SYCAMORE – Sycamore School District 427 may still struggle getting sufficient state support in the coming years.
At Tuesday’s board meeting, members received a five-year projection of the district’s financial outlook from Greg Kubitz, senior financial adviser from PMA Financial Network. District officials work with PMA Financial Network annually to determine the potential shape of revenues, expenses and fund balances – or savings – in their budget for the next five years.
Through the financial planning program process, PMA Financial Network analyzes five years of audited annual financial reports, the current school budget, tax levies, enrollment, staff ratios and other information to make its projections.
Revenue for the school’s operating budget for the current fiscal year sits at $39.2 million. Fiscal years begin July 1 and end June 30 every year. It’s projected to increase to $44.5 million by fiscal year 2019.
General state aid, which is the second largest source of revenue for the district besides property tax revenue, is expected to increase slightly but stay relatively flat during that time. Proration for the district is expected to decrease from 89 percent to 82 percent by fiscal 2019.
“It’s not a pretty picture, it’s similar to what was shown last year,” Kubitz said. “Unfortunately, the district has been dealt a bad hand with the state and the state hasn’t held up its end of the bargain with revenue.”
General state aid is based on enrollment and available local resources. The current enrollment of 3,798 students is expected to increase and then remain steady during the next five years. Available local resources may continue to decrease.
While the district’s expenditures are currently at $43.5 million, they are expected to increase to $49.4 million by fiscal 2019. One of the potential causes is the increasing costs of health benefits for district employees.
Kubitz said the ongoing changes to health insurance because of the Affordable Care Act may affect them.
The deficit for the school’s operating budget is also expected to increase from its current $4.3 million to $4.8 million by fiscal 2019. Kubitz said the good news was the district had healthy fund balances and can sustain these deficits for now.

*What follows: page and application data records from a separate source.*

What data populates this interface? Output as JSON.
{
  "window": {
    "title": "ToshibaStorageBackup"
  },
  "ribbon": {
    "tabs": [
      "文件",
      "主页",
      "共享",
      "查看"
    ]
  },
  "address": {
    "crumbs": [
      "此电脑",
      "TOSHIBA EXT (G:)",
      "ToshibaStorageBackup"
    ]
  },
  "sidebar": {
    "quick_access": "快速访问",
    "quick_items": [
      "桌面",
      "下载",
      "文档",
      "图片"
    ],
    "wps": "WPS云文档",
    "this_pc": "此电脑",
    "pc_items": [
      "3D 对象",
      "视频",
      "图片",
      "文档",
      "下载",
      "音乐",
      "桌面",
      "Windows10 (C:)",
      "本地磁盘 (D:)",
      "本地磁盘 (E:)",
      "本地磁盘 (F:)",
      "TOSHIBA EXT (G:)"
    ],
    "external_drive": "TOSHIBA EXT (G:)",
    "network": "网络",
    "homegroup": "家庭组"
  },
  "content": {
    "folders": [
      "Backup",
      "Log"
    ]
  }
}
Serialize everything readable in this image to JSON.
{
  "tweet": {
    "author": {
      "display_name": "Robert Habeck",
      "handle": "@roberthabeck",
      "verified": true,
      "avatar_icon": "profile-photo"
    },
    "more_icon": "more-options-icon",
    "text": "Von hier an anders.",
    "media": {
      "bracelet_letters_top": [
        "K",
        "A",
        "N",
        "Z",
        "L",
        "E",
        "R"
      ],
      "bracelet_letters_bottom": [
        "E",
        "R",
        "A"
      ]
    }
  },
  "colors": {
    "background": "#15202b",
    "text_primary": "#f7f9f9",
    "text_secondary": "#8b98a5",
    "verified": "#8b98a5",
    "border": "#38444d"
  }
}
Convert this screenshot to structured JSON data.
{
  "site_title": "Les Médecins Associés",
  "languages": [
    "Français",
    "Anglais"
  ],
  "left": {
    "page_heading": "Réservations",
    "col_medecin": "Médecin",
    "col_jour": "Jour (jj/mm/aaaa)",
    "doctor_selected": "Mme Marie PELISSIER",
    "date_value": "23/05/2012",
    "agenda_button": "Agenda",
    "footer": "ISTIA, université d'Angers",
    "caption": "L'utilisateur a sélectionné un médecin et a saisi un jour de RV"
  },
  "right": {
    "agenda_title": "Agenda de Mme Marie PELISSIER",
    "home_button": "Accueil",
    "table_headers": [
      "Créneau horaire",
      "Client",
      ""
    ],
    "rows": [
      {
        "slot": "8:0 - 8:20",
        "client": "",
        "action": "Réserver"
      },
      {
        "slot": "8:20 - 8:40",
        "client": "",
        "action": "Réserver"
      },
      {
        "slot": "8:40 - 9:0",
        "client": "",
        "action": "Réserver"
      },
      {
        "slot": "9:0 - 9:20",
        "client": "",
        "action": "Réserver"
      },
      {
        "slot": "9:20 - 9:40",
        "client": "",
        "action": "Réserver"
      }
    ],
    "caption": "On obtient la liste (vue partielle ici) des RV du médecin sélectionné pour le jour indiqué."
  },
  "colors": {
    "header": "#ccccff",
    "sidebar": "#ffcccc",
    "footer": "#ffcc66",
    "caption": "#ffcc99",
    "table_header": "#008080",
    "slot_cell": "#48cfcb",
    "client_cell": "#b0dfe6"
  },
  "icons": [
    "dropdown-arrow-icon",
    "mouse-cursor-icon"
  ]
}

However, if the district continues with deficit spending, it could have negative fund balances by fiscal 2018, he said.
Board President Jim Dombek said the decreasing support from the state puts a significant burden on taxpayers throughout the district.
“That’s shifting the burden from income taxes that the state collects to property taxes that we have to collect… [people should] be darn angry about that,” he said.